───── Information ─────

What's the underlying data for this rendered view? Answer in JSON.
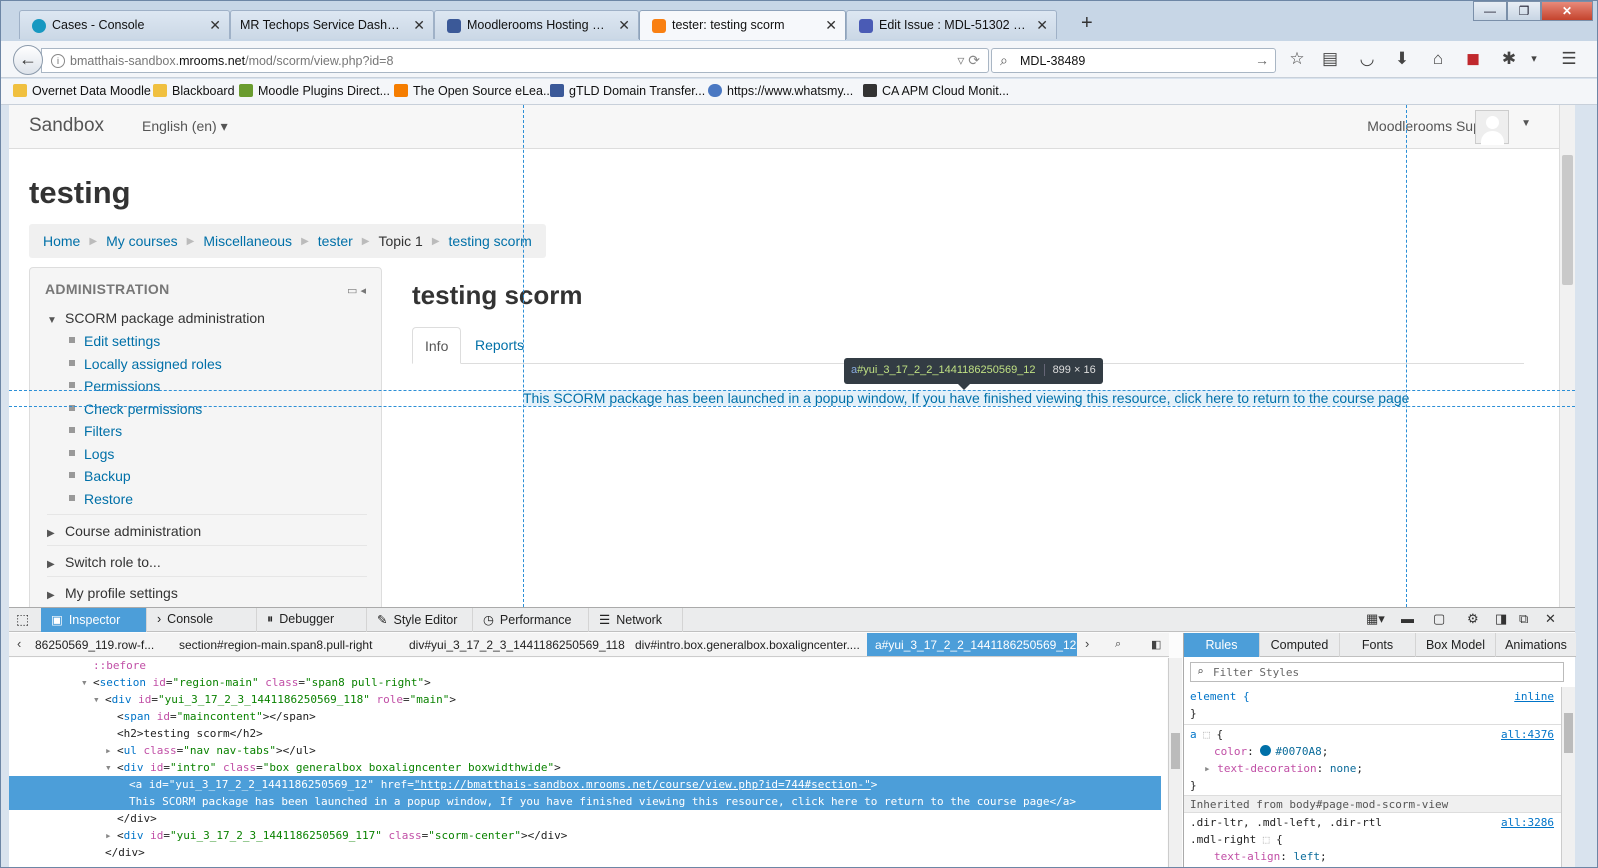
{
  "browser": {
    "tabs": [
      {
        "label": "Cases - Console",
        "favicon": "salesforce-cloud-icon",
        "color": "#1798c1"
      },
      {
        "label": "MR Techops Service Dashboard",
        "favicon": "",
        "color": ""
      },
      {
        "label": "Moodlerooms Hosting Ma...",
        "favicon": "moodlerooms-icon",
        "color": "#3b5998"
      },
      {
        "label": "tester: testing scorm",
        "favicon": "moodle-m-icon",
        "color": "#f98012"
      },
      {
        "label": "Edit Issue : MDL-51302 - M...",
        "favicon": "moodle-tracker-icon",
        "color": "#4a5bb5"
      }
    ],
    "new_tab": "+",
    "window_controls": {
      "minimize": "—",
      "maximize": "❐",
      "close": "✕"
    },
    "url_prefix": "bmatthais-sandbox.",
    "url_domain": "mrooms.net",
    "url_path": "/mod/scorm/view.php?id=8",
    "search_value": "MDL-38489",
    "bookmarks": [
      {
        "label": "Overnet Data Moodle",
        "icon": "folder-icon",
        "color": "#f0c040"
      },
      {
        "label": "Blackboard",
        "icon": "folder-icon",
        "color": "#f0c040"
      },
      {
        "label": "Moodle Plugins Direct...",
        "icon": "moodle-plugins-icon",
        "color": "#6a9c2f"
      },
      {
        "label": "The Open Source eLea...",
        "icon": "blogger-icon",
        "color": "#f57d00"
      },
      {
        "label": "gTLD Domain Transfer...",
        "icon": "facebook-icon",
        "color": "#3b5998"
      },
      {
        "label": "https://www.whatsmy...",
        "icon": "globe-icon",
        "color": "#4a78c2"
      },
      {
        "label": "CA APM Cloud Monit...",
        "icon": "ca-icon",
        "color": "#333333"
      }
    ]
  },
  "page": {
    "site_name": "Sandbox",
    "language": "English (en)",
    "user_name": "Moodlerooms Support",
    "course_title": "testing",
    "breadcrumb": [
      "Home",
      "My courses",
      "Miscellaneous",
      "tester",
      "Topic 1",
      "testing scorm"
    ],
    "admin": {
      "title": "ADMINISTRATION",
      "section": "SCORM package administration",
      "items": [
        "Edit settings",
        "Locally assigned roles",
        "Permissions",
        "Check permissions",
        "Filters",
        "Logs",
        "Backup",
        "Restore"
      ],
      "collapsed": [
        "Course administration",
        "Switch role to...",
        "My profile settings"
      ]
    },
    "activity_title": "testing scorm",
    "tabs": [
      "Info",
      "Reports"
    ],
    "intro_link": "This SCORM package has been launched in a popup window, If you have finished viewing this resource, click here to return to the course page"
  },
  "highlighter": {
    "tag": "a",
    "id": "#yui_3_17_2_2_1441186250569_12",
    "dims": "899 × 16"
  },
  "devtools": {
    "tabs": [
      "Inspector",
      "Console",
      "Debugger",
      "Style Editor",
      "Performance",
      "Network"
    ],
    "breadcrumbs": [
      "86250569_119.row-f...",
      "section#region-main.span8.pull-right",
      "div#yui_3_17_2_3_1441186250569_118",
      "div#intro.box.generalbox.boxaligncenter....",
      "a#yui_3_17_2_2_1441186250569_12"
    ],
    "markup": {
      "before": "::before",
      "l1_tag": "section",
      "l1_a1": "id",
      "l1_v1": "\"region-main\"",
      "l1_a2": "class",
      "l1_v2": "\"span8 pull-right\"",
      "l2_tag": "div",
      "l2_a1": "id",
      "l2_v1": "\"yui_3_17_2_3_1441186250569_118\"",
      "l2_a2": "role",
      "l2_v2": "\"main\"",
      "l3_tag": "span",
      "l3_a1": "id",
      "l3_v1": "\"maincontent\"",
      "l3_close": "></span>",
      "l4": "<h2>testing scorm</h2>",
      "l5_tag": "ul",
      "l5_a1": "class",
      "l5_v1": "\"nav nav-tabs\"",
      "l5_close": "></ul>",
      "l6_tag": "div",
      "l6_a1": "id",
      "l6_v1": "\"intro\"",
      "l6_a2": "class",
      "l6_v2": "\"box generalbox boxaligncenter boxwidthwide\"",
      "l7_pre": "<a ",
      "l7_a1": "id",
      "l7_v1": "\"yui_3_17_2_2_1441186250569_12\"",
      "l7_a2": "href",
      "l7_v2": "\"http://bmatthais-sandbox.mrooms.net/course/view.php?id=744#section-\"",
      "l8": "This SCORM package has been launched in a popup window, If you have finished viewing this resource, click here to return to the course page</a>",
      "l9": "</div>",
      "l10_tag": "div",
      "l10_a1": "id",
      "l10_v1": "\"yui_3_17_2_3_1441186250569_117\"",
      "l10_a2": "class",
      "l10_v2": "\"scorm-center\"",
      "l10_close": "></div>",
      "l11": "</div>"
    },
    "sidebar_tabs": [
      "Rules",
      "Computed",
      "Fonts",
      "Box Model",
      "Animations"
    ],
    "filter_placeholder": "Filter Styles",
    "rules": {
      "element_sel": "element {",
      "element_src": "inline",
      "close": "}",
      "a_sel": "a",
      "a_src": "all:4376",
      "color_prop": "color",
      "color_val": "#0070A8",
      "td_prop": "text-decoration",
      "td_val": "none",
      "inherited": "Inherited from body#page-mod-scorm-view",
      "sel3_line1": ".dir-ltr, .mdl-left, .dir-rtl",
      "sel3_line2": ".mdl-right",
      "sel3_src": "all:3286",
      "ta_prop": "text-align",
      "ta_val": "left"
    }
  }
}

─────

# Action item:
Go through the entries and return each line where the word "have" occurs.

# The completed task:
    "intro_link": "This SCORM package has been launched in a popup window, If you have finished viewing this resource, click here to return to the course page"
      "l8": "This SCORM package has been launched in a popup window, If you have finished viewing this resource, click here to return to the course page</a>",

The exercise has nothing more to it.